__Task to carry out__: Your reply should contain the whole listing below, repeated exactly, and no images.

__Entries supplied__:
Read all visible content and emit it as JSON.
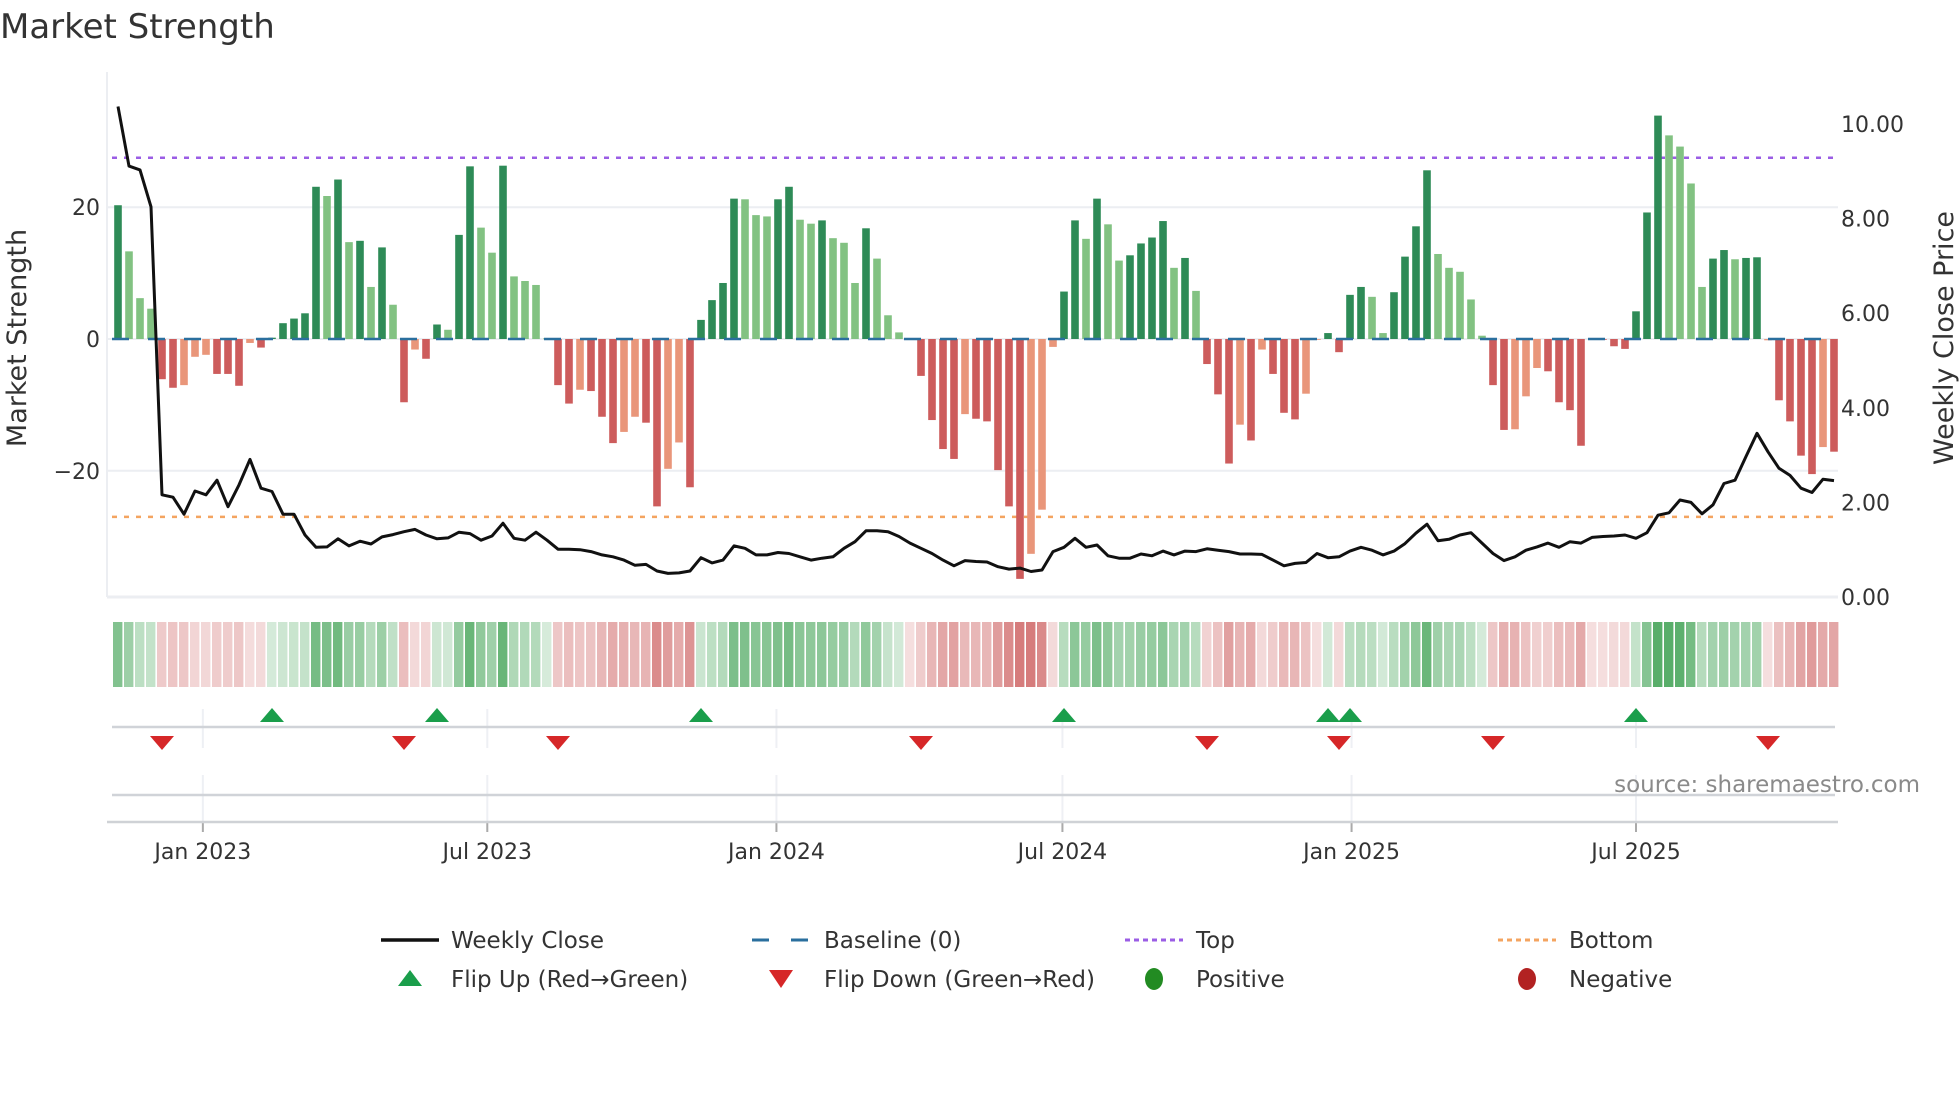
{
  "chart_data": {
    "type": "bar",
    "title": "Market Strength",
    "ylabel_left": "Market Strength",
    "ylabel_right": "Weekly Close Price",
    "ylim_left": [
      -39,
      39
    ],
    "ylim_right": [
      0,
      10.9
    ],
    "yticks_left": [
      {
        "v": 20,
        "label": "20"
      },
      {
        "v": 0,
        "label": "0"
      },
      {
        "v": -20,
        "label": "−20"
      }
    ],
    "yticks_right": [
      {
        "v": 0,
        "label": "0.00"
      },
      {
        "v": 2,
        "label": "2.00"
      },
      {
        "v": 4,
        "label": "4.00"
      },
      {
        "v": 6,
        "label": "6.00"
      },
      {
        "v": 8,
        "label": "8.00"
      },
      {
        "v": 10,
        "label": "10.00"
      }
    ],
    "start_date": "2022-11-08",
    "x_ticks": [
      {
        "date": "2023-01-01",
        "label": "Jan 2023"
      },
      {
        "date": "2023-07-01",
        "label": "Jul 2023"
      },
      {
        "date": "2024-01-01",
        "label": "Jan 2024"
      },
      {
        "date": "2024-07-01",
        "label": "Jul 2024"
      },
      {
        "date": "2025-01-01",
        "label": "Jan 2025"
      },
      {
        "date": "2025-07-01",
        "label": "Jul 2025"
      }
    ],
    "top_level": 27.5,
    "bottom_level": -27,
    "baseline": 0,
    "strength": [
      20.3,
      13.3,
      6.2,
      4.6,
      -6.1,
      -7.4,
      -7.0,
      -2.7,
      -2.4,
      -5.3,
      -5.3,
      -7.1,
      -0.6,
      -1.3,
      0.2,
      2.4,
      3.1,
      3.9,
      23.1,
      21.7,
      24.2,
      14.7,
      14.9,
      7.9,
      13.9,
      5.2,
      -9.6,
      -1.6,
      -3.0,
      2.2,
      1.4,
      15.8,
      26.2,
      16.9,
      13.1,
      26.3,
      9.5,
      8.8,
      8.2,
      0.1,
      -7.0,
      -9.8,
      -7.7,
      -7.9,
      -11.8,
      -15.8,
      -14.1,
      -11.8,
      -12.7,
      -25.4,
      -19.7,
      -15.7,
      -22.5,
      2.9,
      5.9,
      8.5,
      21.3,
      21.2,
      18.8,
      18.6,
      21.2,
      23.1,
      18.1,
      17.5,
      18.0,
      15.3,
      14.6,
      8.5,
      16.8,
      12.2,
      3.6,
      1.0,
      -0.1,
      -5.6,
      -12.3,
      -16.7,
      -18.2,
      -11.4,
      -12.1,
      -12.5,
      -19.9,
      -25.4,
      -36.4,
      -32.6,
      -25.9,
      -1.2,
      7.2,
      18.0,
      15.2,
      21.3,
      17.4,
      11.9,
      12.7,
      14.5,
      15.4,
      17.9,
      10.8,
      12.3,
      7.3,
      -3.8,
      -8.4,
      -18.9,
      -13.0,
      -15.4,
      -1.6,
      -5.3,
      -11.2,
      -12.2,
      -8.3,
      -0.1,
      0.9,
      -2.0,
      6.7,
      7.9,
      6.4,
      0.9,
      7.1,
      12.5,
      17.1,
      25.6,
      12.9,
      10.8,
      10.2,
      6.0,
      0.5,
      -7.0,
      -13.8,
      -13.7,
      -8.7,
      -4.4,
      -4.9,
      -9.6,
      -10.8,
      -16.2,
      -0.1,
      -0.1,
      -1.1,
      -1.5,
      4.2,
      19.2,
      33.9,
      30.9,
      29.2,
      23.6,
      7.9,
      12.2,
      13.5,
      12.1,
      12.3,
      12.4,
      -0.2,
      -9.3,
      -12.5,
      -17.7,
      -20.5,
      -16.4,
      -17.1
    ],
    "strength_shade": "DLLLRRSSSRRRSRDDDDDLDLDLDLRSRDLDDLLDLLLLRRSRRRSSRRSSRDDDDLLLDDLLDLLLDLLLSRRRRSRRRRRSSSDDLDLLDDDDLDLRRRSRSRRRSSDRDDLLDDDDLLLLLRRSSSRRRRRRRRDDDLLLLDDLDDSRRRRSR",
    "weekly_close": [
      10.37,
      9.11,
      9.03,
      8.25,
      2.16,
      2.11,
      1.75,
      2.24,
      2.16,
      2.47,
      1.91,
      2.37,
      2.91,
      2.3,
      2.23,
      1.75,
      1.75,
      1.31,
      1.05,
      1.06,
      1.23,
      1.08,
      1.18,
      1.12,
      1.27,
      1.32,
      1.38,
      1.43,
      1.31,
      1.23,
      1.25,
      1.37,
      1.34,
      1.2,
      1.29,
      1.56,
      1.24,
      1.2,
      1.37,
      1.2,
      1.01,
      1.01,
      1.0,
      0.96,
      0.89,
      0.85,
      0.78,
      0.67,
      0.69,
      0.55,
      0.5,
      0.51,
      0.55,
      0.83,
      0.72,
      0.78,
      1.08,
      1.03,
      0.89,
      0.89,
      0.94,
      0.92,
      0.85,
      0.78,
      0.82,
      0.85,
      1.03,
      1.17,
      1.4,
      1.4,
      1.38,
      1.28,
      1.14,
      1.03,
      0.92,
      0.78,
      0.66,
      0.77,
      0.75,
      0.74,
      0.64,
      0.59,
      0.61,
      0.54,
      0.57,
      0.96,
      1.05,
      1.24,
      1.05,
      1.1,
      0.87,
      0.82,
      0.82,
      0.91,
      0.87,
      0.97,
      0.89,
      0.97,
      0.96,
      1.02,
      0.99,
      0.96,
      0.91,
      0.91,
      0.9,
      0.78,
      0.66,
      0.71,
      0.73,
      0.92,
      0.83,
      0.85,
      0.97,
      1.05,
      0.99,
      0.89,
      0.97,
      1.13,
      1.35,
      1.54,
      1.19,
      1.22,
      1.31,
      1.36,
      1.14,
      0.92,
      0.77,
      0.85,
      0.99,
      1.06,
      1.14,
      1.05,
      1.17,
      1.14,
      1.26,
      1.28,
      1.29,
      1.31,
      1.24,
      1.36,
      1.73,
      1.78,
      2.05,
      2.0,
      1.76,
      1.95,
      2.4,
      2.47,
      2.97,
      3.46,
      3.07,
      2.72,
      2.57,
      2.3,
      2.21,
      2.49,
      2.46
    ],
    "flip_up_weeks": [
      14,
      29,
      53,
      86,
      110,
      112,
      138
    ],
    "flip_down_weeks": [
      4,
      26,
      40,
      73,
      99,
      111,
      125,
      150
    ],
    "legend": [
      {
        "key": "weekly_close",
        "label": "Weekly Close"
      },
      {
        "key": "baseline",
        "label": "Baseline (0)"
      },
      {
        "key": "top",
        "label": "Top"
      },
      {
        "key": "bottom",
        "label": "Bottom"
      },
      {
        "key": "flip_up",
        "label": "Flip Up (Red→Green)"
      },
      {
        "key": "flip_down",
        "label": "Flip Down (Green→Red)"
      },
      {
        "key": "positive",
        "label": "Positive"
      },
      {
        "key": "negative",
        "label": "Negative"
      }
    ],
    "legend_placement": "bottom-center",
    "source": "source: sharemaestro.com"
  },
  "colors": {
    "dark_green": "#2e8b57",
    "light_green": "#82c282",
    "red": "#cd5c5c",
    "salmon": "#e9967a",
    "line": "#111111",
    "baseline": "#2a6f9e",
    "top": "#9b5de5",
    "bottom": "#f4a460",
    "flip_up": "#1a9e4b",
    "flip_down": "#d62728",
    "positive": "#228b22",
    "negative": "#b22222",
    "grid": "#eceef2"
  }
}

__Final answer__:
Read all visible content and emit it as JSON.
{
  "chart_data": {
    "type": "bar",
    "title": "Market Strength",
    "ylabel_left": "Market Strength",
    "ylabel_right": "Weekly Close Price",
    "ylim_left": [
      -39,
      39
    ],
    "ylim_right": [
      0,
      10.9
    ],
    "yticks_left": [
      {
        "v": 20,
        "label": "20"
      },
      {
        "v": 0,
        "label": "0"
      },
      {
        "v": -20,
        "label": "−20"
      }
    ],
    "yticks_right": [
      {
        "v": 0,
        "label": "0.00"
      },
      {
        "v": 2,
        "label": "2.00"
      },
      {
        "v": 4,
        "label": "4.00"
      },
      {
        "v": 6,
        "label": "6.00"
      },
      {
        "v": 8,
        "label": "8.00"
      },
      {
        "v": 10,
        "label": "10.00"
      }
    ],
    "start_date": "2022-11-08",
    "x_ticks": [
      {
        "date": "2023-01-01",
        "label": "Jan 2023"
      },
      {
        "date": "2023-07-01",
        "label": "Jul 2023"
      },
      {
        "date": "2024-01-01",
        "label": "Jan 2024"
      },
      {
        "date": "2024-07-01",
        "label": "Jul 2024"
      },
      {
        "date": "2025-01-01",
        "label": "Jan 2025"
      },
      {
        "date": "2025-07-01",
        "label": "Jul 2025"
      }
    ],
    "top_level": 27.5,
    "bottom_level": -27,
    "baseline": 0,
    "strength": [
      20.3,
      13.3,
      6.2,
      4.6,
      -6.1,
      -7.4,
      -7.0,
      -2.7,
      -2.4,
      -5.3,
      -5.3,
      -7.1,
      -0.6,
      -1.3,
      0.2,
      2.4,
      3.1,
      3.9,
      23.1,
      21.7,
      24.2,
      14.7,
      14.9,
      7.9,
      13.9,
      5.2,
      -9.6,
      -1.6,
      -3.0,
      2.2,
      1.4,
      15.8,
      26.2,
      16.9,
      13.1,
      26.3,
      9.5,
      8.8,
      8.2,
      0.1,
      -7.0,
      -9.8,
      -7.7,
      -7.9,
      -11.8,
      -15.8,
      -14.1,
      -11.8,
      -12.7,
      -25.4,
      -19.7,
      -15.7,
      -22.5,
      2.9,
      5.9,
      8.5,
      21.3,
      21.2,
      18.8,
      18.6,
      21.2,
      23.1,
      18.1,
      17.5,
      18.0,
      15.3,
      14.6,
      8.5,
      16.8,
      12.2,
      3.6,
      1.0,
      -0.1,
      -5.6,
      -12.3,
      -16.7,
      -18.2,
      -11.4,
      -12.1,
      -12.5,
      -19.9,
      -25.4,
      -36.4,
      -32.6,
      -25.9,
      -1.2,
      7.2,
      18.0,
      15.2,
      21.3,
      17.4,
      11.9,
      12.7,
      14.5,
      15.4,
      17.9,
      10.8,
      12.3,
      7.3,
      -3.8,
      -8.4,
      -18.9,
      -13.0,
      -15.4,
      -1.6,
      -5.3,
      -11.2,
      -12.2,
      -8.3,
      -0.1,
      0.9,
      -2.0,
      6.7,
      7.9,
      6.4,
      0.9,
      7.1,
      12.5,
      17.1,
      25.6,
      12.9,
      10.8,
      10.2,
      6.0,
      0.5,
      -7.0,
      -13.8,
      -13.7,
      -8.7,
      -4.4,
      -4.9,
      -9.6,
      -10.8,
      -16.2,
      -0.1,
      -0.1,
      -1.1,
      -1.5,
      4.2,
      19.2,
      33.9,
      30.9,
      29.2,
      23.6,
      7.9,
      12.2,
      13.5,
      12.1,
      12.3,
      12.4,
      -0.2,
      -9.3,
      -12.5,
      -17.7,
      -20.5,
      -16.4,
      -17.1
    ],
    "strength_shade": "DLLLRRSSSRRRSRDDDDDLDLDLDLRSRDLDDLLDLLLLRRSRRRSSRRSSRDDDDLLLDDLLDLLLDLLLSRRRRSRRRRRSSSDDLDLLDDDDLDLRRRSRSRRRSSDRDDLLDDDDLLLLLRRSSSRRRRRRRRDDDLLLLDDLDDSRRRRSR",
    "weekly_close": [
      10.37,
      9.11,
      9.03,
      8.25,
      2.16,
      2.11,
      1.75,
      2.24,
      2.16,
      2.47,
      1.91,
      2.37,
      2.91,
      2.3,
      2.23,
      1.75,
      1.75,
      1.31,
      1.05,
      1.06,
      1.23,
      1.08,
      1.18,
      1.12,
      1.27,
      1.32,
      1.38,
      1.43,
      1.31,
      1.23,
      1.25,
      1.37,
      1.34,
      1.2,
      1.29,
      1.56,
      1.24,
      1.2,
      1.37,
      1.2,
      1.01,
      1.01,
      1.0,
      0.96,
      0.89,
      0.85,
      0.78,
      0.67,
      0.69,
      0.55,
      0.5,
      0.51,
      0.55,
      0.83,
      0.72,
      0.78,
      1.08,
      1.03,
      0.89,
      0.89,
      0.94,
      0.92,
      0.85,
      0.78,
      0.82,
      0.85,
      1.03,
      1.17,
      1.4,
      1.4,
      1.38,
      1.28,
      1.14,
      1.03,
      0.92,
      0.78,
      0.66,
      0.77,
      0.75,
      0.74,
      0.64,
      0.59,
      0.61,
      0.54,
      0.57,
      0.96,
      1.05,
      1.24,
      1.05,
      1.1,
      0.87,
      0.82,
      0.82,
      0.91,
      0.87,
      0.97,
      0.89,
      0.97,
      0.96,
      1.02,
      0.99,
      0.96,
      0.91,
      0.91,
      0.9,
      0.78,
      0.66,
      0.71,
      0.73,
      0.92,
      0.83,
      0.85,
      0.97,
      1.05,
      0.99,
      0.89,
      0.97,
      1.13,
      1.35,
      1.54,
      1.19,
      1.22,
      1.31,
      1.36,
      1.14,
      0.92,
      0.77,
      0.85,
      0.99,
      1.06,
      1.14,
      1.05,
      1.17,
      1.14,
      1.26,
      1.28,
      1.29,
      1.31,
      1.24,
      1.36,
      1.73,
      1.78,
      2.05,
      2.0,
      1.76,
      1.95,
      2.4,
      2.47,
      2.97,
      3.46,
      3.07,
      2.72,
      2.57,
      2.3,
      2.21,
      2.49,
      2.46
    ],
    "flip_up_weeks": [
      14,
      29,
      53,
      86,
      110,
      112,
      138
    ],
    "flip_down_weeks": [
      4,
      26,
      40,
      73,
      99,
      111,
      125,
      150
    ],
    "legend": [
      {
        "key": "weekly_close",
        "label": "Weekly Close"
      },
      {
        "key": "baseline",
        "label": "Baseline (0)"
      },
      {
        "key": "top",
        "label": "Top"
      },
      {
        "key": "bottom",
        "label": "Bottom"
      },
      {
        "key": "flip_up",
        "label": "Flip Up (Red→Green)"
      },
      {
        "key": "flip_down",
        "label": "Flip Down (Green→Red)"
      },
      {
        "key": "positive",
        "label": "Positive"
      },
      {
        "key": "negative",
        "label": "Negative"
      }
    ],
    "legend_placement": "bottom-center",
    "source": "source: sharemaestro.com"
  },
  "colors": {
    "dark_green": "#2e8b57",
    "light_green": "#82c282",
    "red": "#cd5c5c",
    "salmon": "#e9967a",
    "line": "#111111",
    "baseline": "#2a6f9e",
    "top": "#9b5de5",
    "bottom": "#f4a460",
    "flip_up": "#1a9e4b",
    "flip_down": "#d62728",
    "positive": "#228b22",
    "negative": "#b22222",
    "grid": "#eceef2"
  }
}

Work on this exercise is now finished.